Task directions → From first line to last, retype the data exactly.

Data for the task →
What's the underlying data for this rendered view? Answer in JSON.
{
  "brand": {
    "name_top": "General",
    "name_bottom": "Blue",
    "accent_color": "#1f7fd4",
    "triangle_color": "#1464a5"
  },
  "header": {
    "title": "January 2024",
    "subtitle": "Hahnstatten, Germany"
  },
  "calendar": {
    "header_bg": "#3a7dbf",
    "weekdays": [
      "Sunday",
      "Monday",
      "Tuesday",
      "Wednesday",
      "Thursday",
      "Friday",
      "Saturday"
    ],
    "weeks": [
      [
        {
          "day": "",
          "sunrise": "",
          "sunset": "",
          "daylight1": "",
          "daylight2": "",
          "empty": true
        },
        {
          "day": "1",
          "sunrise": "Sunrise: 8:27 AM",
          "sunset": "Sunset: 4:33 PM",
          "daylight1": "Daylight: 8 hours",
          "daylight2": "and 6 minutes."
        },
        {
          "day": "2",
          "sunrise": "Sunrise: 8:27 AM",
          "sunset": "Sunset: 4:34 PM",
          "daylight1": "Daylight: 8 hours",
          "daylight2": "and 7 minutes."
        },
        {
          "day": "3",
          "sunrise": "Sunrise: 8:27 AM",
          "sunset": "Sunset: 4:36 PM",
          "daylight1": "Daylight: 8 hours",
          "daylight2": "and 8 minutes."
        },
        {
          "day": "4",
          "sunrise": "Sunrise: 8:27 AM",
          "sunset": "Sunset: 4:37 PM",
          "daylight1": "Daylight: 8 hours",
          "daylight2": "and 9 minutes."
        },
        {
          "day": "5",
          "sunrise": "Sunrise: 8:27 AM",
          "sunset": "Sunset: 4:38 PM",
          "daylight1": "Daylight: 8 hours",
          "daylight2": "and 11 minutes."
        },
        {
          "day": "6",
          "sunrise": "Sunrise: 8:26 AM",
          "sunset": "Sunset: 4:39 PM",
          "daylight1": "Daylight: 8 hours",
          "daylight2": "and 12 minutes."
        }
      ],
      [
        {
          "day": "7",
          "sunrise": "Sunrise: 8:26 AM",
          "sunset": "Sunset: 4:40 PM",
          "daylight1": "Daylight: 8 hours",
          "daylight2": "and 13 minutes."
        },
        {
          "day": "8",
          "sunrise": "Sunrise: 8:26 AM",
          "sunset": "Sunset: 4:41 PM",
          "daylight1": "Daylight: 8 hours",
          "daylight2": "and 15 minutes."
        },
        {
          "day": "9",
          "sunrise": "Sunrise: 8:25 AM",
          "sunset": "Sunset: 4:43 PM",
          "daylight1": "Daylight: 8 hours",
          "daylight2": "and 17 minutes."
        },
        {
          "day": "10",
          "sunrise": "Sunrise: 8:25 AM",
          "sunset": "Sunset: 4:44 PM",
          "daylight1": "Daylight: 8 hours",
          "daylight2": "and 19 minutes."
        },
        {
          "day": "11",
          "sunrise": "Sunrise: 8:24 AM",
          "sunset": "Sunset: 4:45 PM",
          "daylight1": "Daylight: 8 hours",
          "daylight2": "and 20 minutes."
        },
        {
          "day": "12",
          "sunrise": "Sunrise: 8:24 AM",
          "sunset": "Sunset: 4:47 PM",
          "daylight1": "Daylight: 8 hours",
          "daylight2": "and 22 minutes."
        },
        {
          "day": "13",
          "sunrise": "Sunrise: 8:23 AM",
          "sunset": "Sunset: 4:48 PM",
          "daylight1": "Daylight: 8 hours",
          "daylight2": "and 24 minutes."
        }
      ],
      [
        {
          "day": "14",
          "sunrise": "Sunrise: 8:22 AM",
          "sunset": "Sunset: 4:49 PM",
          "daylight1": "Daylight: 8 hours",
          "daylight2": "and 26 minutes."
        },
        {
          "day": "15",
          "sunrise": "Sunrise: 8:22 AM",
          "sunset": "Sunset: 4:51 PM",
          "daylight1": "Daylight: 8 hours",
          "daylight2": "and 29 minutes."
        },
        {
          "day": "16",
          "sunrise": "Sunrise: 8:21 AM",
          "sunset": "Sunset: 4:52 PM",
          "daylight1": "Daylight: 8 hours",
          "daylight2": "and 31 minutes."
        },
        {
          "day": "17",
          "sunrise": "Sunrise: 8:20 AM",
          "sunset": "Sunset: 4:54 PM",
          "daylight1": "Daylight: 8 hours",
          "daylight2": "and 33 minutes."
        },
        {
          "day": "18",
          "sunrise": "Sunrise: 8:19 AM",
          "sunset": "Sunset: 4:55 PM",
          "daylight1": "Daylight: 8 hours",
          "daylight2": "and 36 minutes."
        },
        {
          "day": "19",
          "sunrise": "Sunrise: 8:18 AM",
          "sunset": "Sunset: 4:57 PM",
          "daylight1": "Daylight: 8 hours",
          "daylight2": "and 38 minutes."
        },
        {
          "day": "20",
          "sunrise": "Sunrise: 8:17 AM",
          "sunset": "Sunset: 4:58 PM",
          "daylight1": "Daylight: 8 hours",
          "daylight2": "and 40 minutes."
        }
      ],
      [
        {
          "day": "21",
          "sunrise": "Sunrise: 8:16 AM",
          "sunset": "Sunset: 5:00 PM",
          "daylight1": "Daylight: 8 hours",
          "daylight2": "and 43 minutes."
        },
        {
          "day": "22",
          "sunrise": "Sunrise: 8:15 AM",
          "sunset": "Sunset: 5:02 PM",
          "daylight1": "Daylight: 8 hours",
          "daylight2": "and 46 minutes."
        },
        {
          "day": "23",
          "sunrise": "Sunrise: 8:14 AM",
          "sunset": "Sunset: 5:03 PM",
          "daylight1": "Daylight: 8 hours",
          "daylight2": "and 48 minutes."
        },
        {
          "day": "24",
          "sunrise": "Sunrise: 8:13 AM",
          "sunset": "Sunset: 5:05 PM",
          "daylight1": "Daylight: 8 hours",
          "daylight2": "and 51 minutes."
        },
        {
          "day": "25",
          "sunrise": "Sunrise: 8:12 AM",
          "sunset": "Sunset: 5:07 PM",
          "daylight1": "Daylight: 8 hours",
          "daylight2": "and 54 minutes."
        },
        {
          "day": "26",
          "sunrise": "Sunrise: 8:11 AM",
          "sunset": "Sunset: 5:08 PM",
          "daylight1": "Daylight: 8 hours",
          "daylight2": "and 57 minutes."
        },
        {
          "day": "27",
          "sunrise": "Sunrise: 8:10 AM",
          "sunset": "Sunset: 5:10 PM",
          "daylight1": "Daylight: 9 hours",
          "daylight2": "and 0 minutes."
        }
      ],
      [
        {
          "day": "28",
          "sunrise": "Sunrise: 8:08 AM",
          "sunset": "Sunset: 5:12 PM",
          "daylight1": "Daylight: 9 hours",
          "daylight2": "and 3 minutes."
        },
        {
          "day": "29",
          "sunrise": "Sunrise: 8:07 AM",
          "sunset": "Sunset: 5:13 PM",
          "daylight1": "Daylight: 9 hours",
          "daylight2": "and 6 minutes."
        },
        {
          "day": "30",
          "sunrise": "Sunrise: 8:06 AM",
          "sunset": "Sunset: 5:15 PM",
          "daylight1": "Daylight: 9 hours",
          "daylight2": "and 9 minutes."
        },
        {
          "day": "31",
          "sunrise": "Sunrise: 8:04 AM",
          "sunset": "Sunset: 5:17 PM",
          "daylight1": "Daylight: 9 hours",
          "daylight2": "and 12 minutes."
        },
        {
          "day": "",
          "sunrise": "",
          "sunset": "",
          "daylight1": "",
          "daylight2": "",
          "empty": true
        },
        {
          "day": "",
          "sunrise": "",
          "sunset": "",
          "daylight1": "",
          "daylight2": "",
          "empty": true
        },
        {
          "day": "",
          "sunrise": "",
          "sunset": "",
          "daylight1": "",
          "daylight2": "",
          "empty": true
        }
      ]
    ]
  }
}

Result of this exercise →
What's the underlying data for this rendered view? Answer in JSON.
{
  "brand": {
    "name_top": "General",
    "name_bottom": "Blue",
    "accent_color": "#1f7fd4",
    "triangle_color": "#1464a5"
  },
  "header": {
    "title": "January 2024",
    "subtitle": "Hahnstatten, Germany"
  },
  "calendar": {
    "header_bg": "#3a7dbf",
    "weekdays": [
      "Sunday",
      "Monday",
      "Tuesday",
      "Wednesday",
      "Thursday",
      "Friday",
      "Saturday"
    ],
    "weeks": [
      [
        {
          "day": "",
          "sunrise": "",
          "sunset": "",
          "daylight1": "",
          "daylight2": "",
          "empty": true
        },
        {
          "day": "1",
          "sunrise": "Sunrise: 8:27 AM",
          "sunset": "Sunset: 4:33 PM",
          "daylight1": "Daylight: 8 hours",
          "daylight2": "and 6 minutes."
        },
        {
          "day": "2",
          "sunrise": "Sunrise: 8:27 AM",
          "sunset": "Sunset: 4:34 PM",
          "daylight1": "Daylight: 8 hours",
          "daylight2": "and 7 minutes."
        },
        {
          "day": "3",
          "sunrise": "Sunrise: 8:27 AM",
          "sunset": "Sunset: 4:36 PM",
          "daylight1": "Daylight: 8 hours",
          "daylight2": "and 8 minutes."
        },
        {
          "day": "4",
          "sunrise": "Sunrise: 8:27 AM",
          "sunset": "Sunset: 4:37 PM",
          "daylight1": "Daylight: 8 hours",
          "daylight2": "and 9 minutes."
        },
        {
          "day": "5",
          "sunrise": "Sunrise: 8:27 AM",
          "sunset": "Sunset: 4:38 PM",
          "daylight1": "Daylight: 8 hours",
          "daylight2": "and 11 minutes."
        },
        {
          "day": "6",
          "sunrise": "Sunrise: 8:26 AM",
          "sunset": "Sunset: 4:39 PM",
          "daylight1": "Daylight: 8 hours",
          "daylight2": "and 12 minutes."
        }
      ],
      [
        {
          "day": "7",
          "sunrise": "Sunrise: 8:26 AM",
          "sunset": "Sunset: 4:40 PM",
          "daylight1": "Daylight: 8 hours",
          "daylight2": "and 13 minutes."
        },
        {
          "day": "8",
          "sunrise": "Sunrise: 8:26 AM",
          "sunset": "Sunset: 4:41 PM",
          "daylight1": "Daylight: 8 hours",
          "daylight2": "and 15 minutes."
        },
        {
          "day": "9",
          "sunrise": "Sunrise: 8:25 AM",
          "sunset": "Sunset: 4:43 PM",
          "daylight1": "Daylight: 8 hours",
          "daylight2": "and 17 minutes."
        },
        {
          "day": "10",
          "sunrise": "Sunrise: 8:25 AM",
          "sunset": "Sunset: 4:44 PM",
          "daylight1": "Daylight: 8 hours",
          "daylight2": "and 19 minutes."
        },
        {
          "day": "11",
          "sunrise": "Sunrise: 8:24 AM",
          "sunset": "Sunset: 4:45 PM",
          "daylight1": "Daylight: 8 hours",
          "daylight2": "and 20 minutes."
        },
        {
          "day": "12",
          "sunrise": "Sunrise: 8:24 AM",
          "sunset": "Sunset: 4:47 PM",
          "daylight1": "Daylight: 8 hours",
          "daylight2": "and 22 minutes."
        },
        {
          "day": "13",
          "sunrise": "Sunrise: 8:23 AM",
          "sunset": "Sunset: 4:48 PM",
          "daylight1": "Daylight: 8 hours",
          "daylight2": "and 24 minutes."
        }
      ],
      [
        {
          "day": "14",
          "sunrise": "Sunrise: 8:22 AM",
          "sunset": "Sunset: 4:49 PM",
          "daylight1": "Daylight: 8 hours",
          "daylight2": "and 26 minutes."
        },
        {
          "day": "15",
          "sunrise": "Sunrise: 8:22 AM",
          "sunset": "Sunset: 4:51 PM",
          "daylight1": "Daylight: 8 hours",
          "daylight2": "and 29 minutes."
        },
        {
          "day": "16",
          "sunrise": "Sunrise: 8:21 AM",
          "sunset": "Sunset: 4:52 PM",
          "daylight1": "Daylight: 8 hours",
          "daylight2": "and 31 minutes."
        },
        {
          "day": "17",
          "sunrise": "Sunrise: 8:20 AM",
          "sunset": "Sunset: 4:54 PM",
          "daylight1": "Daylight: 8 hours",
          "daylight2": "and 33 minutes."
        },
        {
          "day": "18",
          "sunrise": "Sunrise: 8:19 AM",
          "sunset": "Sunset: 4:55 PM",
          "daylight1": "Daylight: 8 hours",
          "daylight2": "and 36 minutes."
        },
        {
          "day": "19",
          "sunrise": "Sunrise: 8:18 AM",
          "sunset": "Sunset: 4:57 PM",
          "daylight1": "Daylight: 8 hours",
          "daylight2": "and 38 minutes."
        },
        {
          "day": "20",
          "sunrise": "Sunrise: 8:17 AM",
          "sunset": "Sunset: 4:58 PM",
          "daylight1": "Daylight: 8 hours",
          "daylight2": "and 40 minutes."
        }
      ],
      [
        {
          "day": "21",
          "sunrise": "Sunrise: 8:16 AM",
          "sunset": "Sunset: 5:00 PM",
          "daylight1": "Daylight: 8 hours",
          "daylight2": "and 43 minutes."
        },
        {
          "day": "22",
          "sunrise": "Sunrise: 8:15 AM",
          "sunset": "Sunset: 5:02 PM",
          "daylight1": "Daylight: 8 hours",
          "daylight2": "and 46 minutes."
        },
        {
          "day": "23",
          "sunrise": "Sunrise: 8:14 AM",
          "sunset": "Sunset: 5:03 PM",
          "daylight1": "Daylight: 8 hours",
          "daylight2": "and 48 minutes."
        },
        {
          "day": "24",
          "sunrise": "Sunrise: 8:13 AM",
          "sunset": "Sunset: 5:05 PM",
          "daylight1": "Daylight: 8 hours",
          "daylight2": "and 51 minutes."
        },
        {
          "day": "25",
          "sunrise": "Sunrise: 8:12 AM",
          "sunset": "Sunset: 5:07 PM",
          "daylight1": "Daylight: 8 hours",
          "daylight2": "and 54 minutes."
        },
        {
          "day": "26",
          "sunrise": "Sunrise: 8:11 AM",
          "sunset": "Sunset: 5:08 PM",
          "daylight1": "Daylight: 8 hours",
          "daylight2": "and 57 minutes."
        },
        {
          "day": "27",
          "sunrise": "Sunrise: 8:10 AM",
          "sunset": "Sunset: 5:10 PM",
          "daylight1": "Daylight: 9 hours",
          "daylight2": "and 0 minutes."
        }
      ],
      [
        {
          "day": "28",
          "sunrise": "Sunrise: 8:08 AM",
          "sunset": "Sunset: 5:12 PM",
          "daylight1": "Daylight: 9 hours",
          "daylight2": "and 3 minutes."
        },
        {
          "day": "29",
          "sunrise": "Sunrise: 8:07 AM",
          "sunset": "Sunset: 5:13 PM",
          "daylight1": "Daylight: 9 hours",
          "daylight2": "and 6 minutes."
        },
        {
          "day": "30",
          "sunrise": "Sunrise: 8:06 AM",
          "sunset": "Sunset: 5:15 PM",
          "daylight1": "Daylight: 9 hours",
          "daylight2": "and 9 minutes."
        },
        {
          "day": "31",
          "sunrise": "Sunrise: 8:04 AM",
          "sunset": "Sunset: 5:17 PM",
          "daylight1": "Daylight: 9 hours",
          "daylight2": "and 12 minutes."
        },
        {
          "day": "",
          "sunrise": "",
          "sunset": "",
          "daylight1": "",
          "daylight2": "",
          "empty": true
        },
        {
          "day": "",
          "sunrise": "",
          "sunset": "",
          "daylight1": "",
          "daylight2": "",
          "empty": true
        },
        {
          "day": "",
          "sunrise": "",
          "sunset": "",
          "daylight1": "",
          "daylight2": "",
          "empty": true
        }
      ]
    ]
  }
}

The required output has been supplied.